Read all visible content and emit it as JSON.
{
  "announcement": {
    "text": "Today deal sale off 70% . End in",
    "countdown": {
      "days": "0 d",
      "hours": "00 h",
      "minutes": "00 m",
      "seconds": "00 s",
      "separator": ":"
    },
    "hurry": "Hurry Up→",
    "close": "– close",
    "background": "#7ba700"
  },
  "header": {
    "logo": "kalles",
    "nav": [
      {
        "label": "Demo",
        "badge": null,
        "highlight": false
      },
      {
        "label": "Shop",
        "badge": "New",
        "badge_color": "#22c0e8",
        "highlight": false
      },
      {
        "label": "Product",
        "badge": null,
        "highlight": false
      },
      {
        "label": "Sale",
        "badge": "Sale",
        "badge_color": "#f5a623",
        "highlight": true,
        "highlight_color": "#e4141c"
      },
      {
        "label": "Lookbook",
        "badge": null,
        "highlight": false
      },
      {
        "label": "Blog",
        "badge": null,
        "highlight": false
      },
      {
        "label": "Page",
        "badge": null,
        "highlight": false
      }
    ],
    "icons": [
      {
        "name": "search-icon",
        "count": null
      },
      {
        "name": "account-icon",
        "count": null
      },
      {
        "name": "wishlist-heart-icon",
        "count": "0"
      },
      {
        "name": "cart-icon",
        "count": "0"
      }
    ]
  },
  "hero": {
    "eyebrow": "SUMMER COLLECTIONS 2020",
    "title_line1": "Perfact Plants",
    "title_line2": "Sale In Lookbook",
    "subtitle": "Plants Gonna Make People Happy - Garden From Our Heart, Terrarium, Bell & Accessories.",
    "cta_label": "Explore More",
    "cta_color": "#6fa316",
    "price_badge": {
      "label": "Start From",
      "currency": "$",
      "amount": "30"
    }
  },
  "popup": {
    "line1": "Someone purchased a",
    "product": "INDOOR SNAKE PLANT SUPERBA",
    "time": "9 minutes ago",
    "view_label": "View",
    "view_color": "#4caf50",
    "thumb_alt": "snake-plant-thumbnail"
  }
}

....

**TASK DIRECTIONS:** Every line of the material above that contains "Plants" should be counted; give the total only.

**RESPONSE BELOW:** 2